• [Task details]:
In the data that follows, every line containing the word "komentarzy" should be returned.

==============================

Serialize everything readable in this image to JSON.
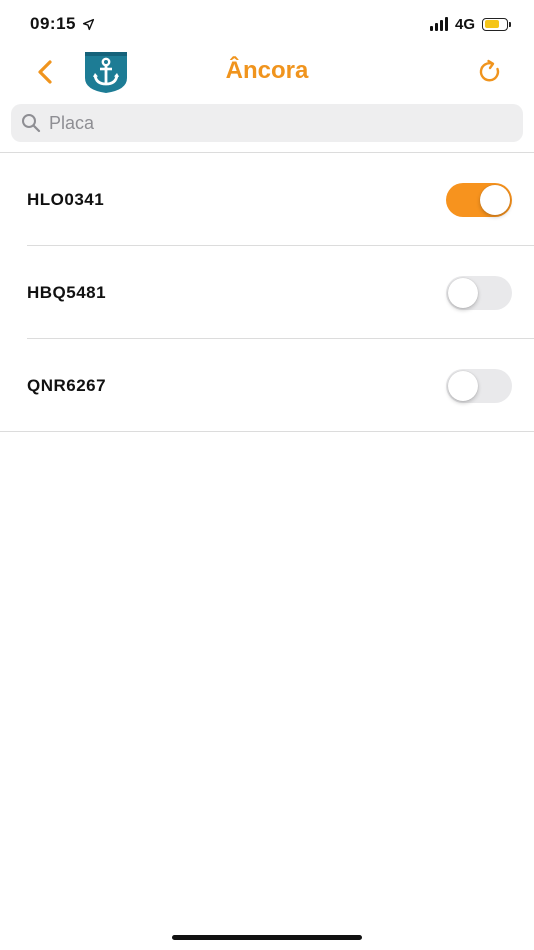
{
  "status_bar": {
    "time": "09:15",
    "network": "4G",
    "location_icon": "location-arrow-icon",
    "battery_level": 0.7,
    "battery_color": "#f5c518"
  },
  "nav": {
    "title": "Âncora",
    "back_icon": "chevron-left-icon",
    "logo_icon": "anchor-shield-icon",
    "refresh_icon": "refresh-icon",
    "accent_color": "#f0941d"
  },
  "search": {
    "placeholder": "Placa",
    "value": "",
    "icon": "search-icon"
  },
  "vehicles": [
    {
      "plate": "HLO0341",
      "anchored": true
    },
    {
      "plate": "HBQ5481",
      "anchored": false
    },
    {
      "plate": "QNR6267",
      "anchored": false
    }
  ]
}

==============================

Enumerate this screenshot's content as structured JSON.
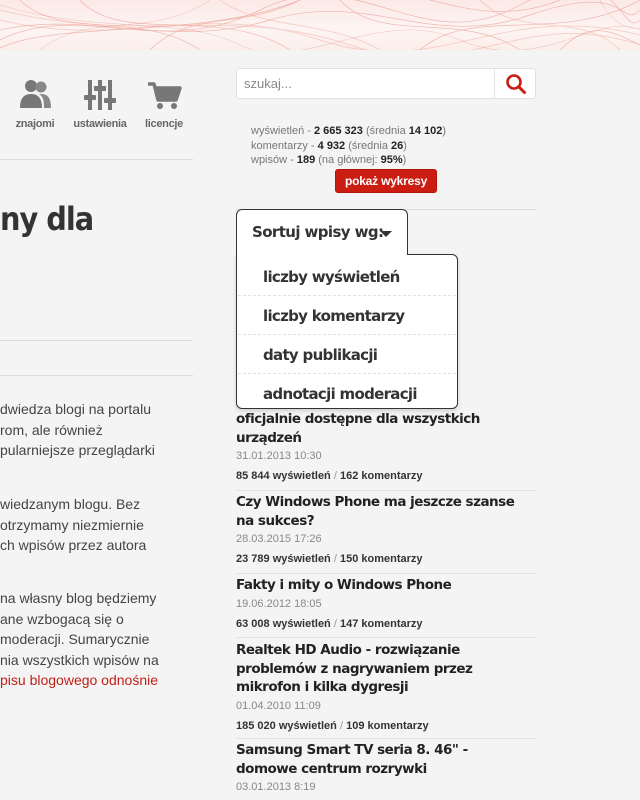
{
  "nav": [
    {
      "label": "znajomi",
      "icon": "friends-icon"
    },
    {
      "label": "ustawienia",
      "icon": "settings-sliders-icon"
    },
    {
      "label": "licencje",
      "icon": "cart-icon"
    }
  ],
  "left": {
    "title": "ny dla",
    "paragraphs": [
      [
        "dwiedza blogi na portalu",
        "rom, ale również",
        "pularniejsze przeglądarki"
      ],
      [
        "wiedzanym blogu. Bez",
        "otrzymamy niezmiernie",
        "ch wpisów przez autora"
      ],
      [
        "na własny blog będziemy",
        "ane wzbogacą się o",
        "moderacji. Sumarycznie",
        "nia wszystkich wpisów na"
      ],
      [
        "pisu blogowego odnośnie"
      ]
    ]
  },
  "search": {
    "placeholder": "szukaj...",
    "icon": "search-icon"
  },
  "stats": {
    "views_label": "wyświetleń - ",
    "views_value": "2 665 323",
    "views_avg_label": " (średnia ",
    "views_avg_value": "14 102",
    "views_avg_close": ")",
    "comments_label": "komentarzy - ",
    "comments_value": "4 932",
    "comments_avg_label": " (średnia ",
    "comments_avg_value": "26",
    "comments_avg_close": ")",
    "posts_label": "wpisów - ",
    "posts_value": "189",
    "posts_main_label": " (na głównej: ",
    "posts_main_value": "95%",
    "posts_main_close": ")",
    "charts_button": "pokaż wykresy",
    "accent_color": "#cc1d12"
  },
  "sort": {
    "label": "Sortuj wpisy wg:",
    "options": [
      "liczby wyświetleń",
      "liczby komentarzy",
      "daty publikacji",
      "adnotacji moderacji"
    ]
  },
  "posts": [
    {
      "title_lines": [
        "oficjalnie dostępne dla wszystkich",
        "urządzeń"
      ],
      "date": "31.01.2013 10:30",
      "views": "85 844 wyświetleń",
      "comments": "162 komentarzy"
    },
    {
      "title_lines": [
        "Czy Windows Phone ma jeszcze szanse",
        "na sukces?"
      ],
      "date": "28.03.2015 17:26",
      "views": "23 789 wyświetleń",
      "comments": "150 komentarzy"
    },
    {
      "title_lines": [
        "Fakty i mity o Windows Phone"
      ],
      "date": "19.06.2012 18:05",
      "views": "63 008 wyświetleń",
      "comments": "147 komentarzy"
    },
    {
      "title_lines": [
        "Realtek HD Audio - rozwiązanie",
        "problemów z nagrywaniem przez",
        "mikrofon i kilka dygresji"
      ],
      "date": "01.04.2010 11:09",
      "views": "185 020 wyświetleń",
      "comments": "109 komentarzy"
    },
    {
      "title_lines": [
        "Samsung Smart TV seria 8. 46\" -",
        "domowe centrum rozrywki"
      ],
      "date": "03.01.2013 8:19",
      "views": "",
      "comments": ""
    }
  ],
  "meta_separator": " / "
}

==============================

• [Result below]:
    "comments_label": "komentarzy - ",
      "liczby komentarzy",
      "comments": "162 komentarzy"
      "comments": "150 komentarzy"
      "comments": "147 komentarzy"
      "comments": "109 komentarzy"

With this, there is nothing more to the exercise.